New Processor Issues

July 10, 2009 at 22:40:40
Specs: Windows Vista
Ok here's the Deal. My PC currently has the Intel® Pentium® D Processor 925 (Dual Core) 1
64-bit technology support with Intel® EM64T Technology
(3.0GHz | 2 x 2MB L2 Cache | 800MHz FSB).

I've upgraded 2 2gigs DDR2 RAM, and a nVidia GeForce 9500GT Video Card recently, and had no issues. Everything was running great. Then after a month or 2 my PC started running sluggish. Page's freeze up. Constantly getting "Not Responding" and taking several minutes just to open Browsers to search the web.

My thought's is the processor could be taking a poop on me. Not to mention it was next on my list to upgrade anyways. Im a hardcore World of Warcraft gamer and want faster faster faster.

So I Call around to several places asking for a recommended Upgrade and I Got the same answer from several different places. So I Figure what the hell Ill give it a shot, Plus its a cheap upgrade. They recommended the following:
Intel Pentium D 965 Extreme Edition
3.73 Ghz, Socket 775, 1066MHz FSB, 4MB L2 Cache, Dual-Core, Presler, OEM

So I Bought it. Along with a Masscool Socket 775 CPU Cooling Fan
which was also recommended because the new Processor would generate quite a bit of heat.

I recieved them this afternoon. Installed them. Fire up the PC and nothing but a black screen. :(

So Is the processor Not compatible with what I have? Is there something in the BIOS that i should adjust before installing the new processor?

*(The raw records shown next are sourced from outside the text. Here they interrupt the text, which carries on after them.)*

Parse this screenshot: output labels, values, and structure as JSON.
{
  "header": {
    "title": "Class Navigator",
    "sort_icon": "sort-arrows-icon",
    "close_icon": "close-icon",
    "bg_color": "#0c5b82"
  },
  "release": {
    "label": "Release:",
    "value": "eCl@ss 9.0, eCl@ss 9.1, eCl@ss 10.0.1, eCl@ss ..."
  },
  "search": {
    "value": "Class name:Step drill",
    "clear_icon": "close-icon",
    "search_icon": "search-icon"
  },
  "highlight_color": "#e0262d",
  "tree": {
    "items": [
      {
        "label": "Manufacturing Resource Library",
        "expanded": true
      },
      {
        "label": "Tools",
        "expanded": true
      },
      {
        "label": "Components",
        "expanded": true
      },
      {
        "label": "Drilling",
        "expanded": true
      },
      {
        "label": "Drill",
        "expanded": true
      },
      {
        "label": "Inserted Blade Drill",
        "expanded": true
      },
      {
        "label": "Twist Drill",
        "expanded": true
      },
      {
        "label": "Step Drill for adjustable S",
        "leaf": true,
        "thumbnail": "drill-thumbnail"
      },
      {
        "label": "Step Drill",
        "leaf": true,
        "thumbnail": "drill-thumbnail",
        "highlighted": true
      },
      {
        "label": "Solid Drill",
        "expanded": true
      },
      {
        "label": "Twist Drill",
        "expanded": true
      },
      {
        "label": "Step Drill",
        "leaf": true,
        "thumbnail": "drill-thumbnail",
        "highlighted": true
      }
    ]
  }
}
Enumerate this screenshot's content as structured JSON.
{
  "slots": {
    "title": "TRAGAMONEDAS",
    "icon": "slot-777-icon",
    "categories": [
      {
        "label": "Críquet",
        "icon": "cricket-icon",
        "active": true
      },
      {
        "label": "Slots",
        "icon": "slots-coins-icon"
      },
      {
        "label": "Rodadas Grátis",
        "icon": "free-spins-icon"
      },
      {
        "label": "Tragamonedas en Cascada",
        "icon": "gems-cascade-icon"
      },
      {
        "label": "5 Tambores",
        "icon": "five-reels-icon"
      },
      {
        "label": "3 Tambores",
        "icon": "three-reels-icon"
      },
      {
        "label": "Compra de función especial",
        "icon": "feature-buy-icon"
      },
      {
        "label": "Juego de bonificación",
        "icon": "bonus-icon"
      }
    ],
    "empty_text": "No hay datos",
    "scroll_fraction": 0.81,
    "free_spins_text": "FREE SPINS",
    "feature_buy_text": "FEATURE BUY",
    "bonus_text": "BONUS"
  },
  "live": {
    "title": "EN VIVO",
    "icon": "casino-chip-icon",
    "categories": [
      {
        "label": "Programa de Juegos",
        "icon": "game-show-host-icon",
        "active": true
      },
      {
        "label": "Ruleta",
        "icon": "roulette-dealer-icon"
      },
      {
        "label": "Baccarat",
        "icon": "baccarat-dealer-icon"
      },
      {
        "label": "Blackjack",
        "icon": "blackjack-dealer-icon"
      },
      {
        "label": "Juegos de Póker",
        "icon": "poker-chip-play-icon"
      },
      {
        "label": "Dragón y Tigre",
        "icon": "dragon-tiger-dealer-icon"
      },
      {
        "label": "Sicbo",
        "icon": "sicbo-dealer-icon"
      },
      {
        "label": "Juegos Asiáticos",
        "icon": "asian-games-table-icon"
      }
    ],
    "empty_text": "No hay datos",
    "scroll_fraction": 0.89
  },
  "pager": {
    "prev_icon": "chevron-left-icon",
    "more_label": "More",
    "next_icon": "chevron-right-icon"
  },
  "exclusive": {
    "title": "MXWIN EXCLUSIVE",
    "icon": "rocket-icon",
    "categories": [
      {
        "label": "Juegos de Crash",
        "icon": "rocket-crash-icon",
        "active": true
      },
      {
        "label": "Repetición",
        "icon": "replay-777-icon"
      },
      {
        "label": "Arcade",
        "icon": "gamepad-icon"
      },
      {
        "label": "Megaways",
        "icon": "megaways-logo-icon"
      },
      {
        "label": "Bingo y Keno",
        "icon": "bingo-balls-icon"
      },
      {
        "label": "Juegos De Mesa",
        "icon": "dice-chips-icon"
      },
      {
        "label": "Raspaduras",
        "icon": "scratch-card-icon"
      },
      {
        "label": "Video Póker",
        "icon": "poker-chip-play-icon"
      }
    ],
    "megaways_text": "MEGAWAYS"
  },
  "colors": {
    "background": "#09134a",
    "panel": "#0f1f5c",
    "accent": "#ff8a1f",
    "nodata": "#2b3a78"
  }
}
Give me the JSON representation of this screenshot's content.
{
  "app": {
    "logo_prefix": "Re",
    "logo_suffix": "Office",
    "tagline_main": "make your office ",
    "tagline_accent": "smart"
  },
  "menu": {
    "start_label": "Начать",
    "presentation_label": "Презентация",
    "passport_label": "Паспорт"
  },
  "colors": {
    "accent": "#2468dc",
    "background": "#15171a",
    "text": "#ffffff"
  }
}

This is my first time upgrading a processor so Either What I got isnt compatible and I got wrong information from several Tech's, or Im just missing a step in this process. Help Please. :)


See More: New Processor Issues

Report •


#1
July 11, 2009 at 05:00:59
"Im a hardcore World of Warcraft gamer and want faster faster faster"

Then you should have gotten a better video card. The 9500GT can barely be considered a gaming card.

"So Is the processor Not compatible with what I have?"

How would we know? You didn't bother to list the make/model of your motherboard.

"This is my first time upgrading a processor"

Did the Masscool come with a thermal pad pre-applied or do your use paste? If you used paste, did you apply it correctly?


Report •

#2
July 14, 2009 at 04:01:20
"Then you should have gotten a better video card. The 9500GT can barely be considered a gaming card."

For the price, and considering that I am upgrading from Integrated intel Graphics? Couldnt beat it.

"How would we know? You didn't bother to list the make/model of your motherboard."

A Simple "What board are you using Or, is this PC Factory built, etc? Would have been a more general Question to have asked. The board is an ECS 945GCT-M3. On the ECS Site it claims it will support up to 1066mhz CPU's, But im not sure where to check if the new processor Is supported or not.

"Did the Masscool come with a thermal pad pre-applied or do your use paste? If you used paste, did you apply it correctly?"

Yes New heat sink had a pad preapplied. As per the info from another Tech, The preapplied Crap was removed and Actic Silver was re-applied. Thin layer evenly on bottom ov heat sink.


Report •

#3
July 14, 2009 at 05:11:51
"A Simple "What board are you using Or, is this PC Factory built, etc? Would have been a more general Question to have asked."

Probably so. But it gets annoying when people come here for help & don't provide the necessary info to get that help...then we have to go thru followup question & after followup question to finally get the info we need.

The CPU support info can be found at the motherboard manufacturer's website. However, there are 5 different PCB versions of that board, so the next question is...which do you have? Version 1.0a, 1.0b, 1.0B Viiv, 3.0 or 3.0 Viiv? I'll go with v3.0:

http://www.ecs.com.tw/ECSWebSite/Su...

It doesn't look like your new CPU is supported. What you *should* have gotten was one of the 800MHz FSB Pentium dual cores that are based on the Core 2 Duo, then simply increased the FSB from 800 to 1066MHz. The E2180 for example, overclocked to 2.67GHz, would spank the sh!t out of the D 965 Extreme @ 3.73GHz.

"Yes New heat sink had a pad preapplied. As per the info from another Tech, The preapplied Crap was removed and Actic Silver was re-applied. Thin layer evenly on bottom ov heat sink."

The "Tech" steered you wrong. You should have used the pre-applied pad for the initial installation. But since you decided to remove it & go with paste instead (especially Arctic Silver), it MUST be applied properly. Applying it to the heatsink like you're buttering a piece of toast is NOT how it's done. A small thin line should have been placed down the center of the CPU, in line with the cores (not perdendicular to them), then the heatsink should have been installed. No spreading of the paste is necessary & the amount used should be roughly the size of a grain of rice. If too much is applied, it no longer helps to transfer heat from the CPU to the heatsink, it prevents it. Here's the instructions:

http://www.arcticsilver.com/pdf/app...


Report •

Related Solutions


Ask Question